Mother's Day

Ah, it's been a while since I blogged. This motherhood business has obviously forced me to adjust my priorities a bit. Hence, not a lot of writing going on here. I'm actually doing some writing, but much of it is processing through our recent adoption and the losses our little guy has experienced through the process. I've actually been writing about it, but that writing is just too much for a space so public. Something I've been meaning to write about, though, is Mother's Day.

Today I joined J-man at school for "Muffins with Mom." The kids served us muffins while we sat awkwardly on tiny chairs, read us a poem, sang us some songs, presented us with some handmade gifts, and then the moms got to pick out a book to read to our little people. It really was a great morning, and I held back tears much of the morning as I was overwhelmed with love for my little boy.
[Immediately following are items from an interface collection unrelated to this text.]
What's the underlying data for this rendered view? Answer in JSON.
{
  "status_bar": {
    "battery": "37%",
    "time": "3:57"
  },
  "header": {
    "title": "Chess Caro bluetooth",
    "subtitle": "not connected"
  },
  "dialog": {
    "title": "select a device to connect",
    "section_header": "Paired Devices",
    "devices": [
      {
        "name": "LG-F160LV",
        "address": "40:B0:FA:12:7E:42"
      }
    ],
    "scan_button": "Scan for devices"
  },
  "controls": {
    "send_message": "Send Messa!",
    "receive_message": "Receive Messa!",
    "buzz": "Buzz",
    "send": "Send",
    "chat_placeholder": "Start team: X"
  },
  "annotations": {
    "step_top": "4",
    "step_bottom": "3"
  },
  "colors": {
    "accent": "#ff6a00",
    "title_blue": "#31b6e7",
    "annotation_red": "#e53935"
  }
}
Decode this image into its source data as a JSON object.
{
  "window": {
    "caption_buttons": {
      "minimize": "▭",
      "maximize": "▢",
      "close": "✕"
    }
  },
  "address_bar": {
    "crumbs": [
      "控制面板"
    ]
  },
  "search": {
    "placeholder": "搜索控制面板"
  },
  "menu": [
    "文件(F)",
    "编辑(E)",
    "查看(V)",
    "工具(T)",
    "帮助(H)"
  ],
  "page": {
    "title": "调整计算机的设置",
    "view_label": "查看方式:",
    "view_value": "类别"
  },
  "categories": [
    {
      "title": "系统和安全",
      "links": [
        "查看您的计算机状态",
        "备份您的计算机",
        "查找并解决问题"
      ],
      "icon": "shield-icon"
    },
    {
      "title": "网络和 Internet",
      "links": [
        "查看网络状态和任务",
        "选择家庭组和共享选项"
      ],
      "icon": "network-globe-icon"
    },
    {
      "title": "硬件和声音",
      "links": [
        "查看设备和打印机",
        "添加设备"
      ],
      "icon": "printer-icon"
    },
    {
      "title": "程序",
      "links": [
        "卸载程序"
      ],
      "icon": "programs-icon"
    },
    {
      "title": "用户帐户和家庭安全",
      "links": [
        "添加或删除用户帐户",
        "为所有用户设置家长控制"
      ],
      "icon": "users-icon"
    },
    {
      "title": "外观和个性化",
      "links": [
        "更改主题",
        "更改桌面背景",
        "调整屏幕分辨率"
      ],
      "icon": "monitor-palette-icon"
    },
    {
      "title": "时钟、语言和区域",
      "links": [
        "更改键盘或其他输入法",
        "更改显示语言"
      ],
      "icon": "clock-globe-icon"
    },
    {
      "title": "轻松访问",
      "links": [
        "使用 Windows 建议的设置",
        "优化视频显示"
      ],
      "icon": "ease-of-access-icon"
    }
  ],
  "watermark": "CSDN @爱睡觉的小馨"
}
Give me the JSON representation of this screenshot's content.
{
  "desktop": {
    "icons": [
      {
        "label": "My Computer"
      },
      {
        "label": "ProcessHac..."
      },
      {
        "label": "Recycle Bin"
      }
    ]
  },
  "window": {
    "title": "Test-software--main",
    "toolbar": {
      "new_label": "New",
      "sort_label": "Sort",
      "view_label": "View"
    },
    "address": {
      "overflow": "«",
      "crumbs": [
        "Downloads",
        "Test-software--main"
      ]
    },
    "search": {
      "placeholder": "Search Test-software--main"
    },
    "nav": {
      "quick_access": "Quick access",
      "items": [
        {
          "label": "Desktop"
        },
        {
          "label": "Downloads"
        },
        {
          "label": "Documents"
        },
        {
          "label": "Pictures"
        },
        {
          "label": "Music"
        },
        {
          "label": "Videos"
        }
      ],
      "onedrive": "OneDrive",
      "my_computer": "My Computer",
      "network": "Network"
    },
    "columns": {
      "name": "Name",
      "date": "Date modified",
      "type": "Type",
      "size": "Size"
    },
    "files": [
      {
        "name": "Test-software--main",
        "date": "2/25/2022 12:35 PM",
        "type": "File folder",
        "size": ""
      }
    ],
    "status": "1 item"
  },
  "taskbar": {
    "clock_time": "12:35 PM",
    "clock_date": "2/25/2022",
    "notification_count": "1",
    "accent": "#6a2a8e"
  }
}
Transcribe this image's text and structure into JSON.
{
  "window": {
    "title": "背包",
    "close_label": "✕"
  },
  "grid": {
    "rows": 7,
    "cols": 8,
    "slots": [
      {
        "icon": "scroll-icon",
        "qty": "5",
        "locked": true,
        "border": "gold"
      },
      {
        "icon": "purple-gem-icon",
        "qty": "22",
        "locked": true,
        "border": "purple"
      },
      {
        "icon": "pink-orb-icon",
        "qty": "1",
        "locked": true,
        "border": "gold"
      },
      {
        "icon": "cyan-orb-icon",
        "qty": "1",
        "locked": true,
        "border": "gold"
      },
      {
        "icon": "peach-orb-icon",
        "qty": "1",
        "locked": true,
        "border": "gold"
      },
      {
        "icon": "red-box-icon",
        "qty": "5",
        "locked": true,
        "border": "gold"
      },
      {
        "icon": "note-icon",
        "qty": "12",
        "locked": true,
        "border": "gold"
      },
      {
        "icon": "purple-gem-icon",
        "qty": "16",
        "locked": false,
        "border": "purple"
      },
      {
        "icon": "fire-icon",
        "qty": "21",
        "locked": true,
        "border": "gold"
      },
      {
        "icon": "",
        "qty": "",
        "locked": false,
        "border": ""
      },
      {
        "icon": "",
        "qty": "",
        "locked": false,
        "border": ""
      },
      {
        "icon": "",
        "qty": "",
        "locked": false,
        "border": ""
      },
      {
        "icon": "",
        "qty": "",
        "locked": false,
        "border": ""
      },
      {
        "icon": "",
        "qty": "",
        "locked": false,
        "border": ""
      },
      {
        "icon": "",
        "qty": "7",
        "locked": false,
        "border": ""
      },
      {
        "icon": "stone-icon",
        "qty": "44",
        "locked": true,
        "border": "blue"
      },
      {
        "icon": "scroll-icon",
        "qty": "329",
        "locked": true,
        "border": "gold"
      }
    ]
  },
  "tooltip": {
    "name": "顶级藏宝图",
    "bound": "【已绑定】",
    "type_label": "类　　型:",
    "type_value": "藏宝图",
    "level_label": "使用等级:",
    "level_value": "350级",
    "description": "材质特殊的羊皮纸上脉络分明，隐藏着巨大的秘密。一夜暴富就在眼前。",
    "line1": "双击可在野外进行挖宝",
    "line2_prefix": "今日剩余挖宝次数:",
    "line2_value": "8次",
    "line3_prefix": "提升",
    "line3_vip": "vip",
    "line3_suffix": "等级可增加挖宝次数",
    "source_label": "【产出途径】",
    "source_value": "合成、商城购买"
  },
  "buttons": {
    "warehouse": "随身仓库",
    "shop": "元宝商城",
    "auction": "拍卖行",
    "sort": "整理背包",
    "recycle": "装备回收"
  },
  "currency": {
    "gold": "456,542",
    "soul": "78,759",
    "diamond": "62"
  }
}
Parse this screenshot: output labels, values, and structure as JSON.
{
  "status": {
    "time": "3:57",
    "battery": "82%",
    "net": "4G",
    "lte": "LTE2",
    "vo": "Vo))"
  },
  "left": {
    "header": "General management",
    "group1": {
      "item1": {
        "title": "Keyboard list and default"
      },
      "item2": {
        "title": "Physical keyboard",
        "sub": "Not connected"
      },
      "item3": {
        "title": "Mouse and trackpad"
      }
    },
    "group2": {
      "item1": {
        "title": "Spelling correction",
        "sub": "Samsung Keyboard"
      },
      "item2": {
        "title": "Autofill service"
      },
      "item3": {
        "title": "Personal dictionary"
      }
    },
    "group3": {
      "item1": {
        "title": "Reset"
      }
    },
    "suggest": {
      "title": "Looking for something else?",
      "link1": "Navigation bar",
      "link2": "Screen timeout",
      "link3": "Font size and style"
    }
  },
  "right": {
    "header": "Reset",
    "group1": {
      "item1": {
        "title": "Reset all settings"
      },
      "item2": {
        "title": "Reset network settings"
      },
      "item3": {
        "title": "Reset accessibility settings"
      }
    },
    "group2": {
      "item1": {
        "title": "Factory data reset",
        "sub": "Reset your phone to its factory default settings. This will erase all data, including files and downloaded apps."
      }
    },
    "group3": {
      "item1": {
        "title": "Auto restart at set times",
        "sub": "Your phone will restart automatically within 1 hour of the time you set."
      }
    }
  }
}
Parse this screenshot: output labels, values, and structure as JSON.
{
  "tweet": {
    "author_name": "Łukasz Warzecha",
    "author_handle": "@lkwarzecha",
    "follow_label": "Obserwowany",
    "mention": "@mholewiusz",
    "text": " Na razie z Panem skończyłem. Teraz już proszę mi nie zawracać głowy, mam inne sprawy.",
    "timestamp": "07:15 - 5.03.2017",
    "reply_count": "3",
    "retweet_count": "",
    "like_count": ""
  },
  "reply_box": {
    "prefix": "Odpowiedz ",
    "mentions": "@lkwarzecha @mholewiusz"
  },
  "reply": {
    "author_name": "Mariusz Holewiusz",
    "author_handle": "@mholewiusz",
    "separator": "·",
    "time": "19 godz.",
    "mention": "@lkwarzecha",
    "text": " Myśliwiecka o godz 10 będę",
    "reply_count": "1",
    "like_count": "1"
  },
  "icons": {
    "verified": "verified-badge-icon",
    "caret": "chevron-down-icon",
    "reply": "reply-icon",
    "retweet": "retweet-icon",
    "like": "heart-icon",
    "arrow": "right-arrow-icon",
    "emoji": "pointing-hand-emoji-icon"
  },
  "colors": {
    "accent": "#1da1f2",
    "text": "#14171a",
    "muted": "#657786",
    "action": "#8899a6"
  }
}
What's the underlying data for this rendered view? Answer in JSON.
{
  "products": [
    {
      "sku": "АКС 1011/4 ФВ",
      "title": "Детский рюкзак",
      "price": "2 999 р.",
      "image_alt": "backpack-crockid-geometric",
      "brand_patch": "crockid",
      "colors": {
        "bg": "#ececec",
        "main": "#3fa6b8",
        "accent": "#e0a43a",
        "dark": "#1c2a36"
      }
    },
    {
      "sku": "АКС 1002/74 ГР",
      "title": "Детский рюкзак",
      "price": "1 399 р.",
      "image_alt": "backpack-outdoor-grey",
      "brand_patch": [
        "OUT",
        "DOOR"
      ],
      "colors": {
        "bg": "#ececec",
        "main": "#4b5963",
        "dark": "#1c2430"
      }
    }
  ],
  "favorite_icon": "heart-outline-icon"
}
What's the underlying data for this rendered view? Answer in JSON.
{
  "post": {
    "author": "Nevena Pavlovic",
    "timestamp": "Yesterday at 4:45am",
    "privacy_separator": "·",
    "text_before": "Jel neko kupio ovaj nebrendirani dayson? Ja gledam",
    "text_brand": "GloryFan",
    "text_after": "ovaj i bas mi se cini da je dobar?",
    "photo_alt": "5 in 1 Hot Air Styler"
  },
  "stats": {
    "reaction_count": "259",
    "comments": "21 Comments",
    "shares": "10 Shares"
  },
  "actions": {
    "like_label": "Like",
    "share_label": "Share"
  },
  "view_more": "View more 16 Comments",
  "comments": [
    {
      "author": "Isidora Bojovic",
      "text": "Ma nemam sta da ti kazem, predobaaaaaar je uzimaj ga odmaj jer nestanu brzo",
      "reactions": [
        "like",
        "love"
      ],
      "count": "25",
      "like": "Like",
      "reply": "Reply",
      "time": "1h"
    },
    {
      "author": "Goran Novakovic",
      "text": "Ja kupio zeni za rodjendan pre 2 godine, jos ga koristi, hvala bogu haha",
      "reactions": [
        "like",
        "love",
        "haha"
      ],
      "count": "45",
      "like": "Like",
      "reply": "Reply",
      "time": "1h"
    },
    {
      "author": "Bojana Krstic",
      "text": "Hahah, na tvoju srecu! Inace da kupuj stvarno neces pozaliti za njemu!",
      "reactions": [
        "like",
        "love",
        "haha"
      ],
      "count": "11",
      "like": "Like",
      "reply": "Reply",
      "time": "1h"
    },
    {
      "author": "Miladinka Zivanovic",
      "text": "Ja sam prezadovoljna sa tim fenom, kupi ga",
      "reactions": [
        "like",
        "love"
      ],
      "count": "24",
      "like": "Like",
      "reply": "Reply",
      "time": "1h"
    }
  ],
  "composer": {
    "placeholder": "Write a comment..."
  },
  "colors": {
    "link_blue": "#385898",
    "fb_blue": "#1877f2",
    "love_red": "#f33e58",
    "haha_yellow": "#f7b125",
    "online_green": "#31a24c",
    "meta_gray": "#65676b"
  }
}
But I also couldn't help but wonder about J's birth mom...our contact with her has really fallen off. We've written letters and sent pictures to get no response. I never know if I should keep sending the updates or if I should back off. I've contemplated sending her a card for Mother's Day, but I just don't know if that would be too much like rubbing salt in a wound. Sometimes I think of what I would want, and then I realize that what she wants and what I want are likely two different scenarios.

I'm so thankful God gave us J, but it's heartbreaking to know that J was removed from his biological parents' care...for various reasons, we don't talk much about his birth parents. And really, he doesn't either. Once every three or four months, he'll say something about one of them. When J gave me the book he made about all the things he loves to do with me (his mom), I couldn't help but wonder if, when he was making it, he thought first or at all about his birth mom. It would be fine with me if he did, I don't feel like a second-place mom or anything, but I just wonder what goes through his mind on holidays like Mother's and Father's Day. I wonder if he thinks about them more than he lets us know.

I don't know what J's birth mom is up to. I'm not sure where she's at physically, mentally, or emotionally. I don't know how she'll spend her Mother's Day. I do hope she thinks of Jonathan, and I hope she knows he is loved.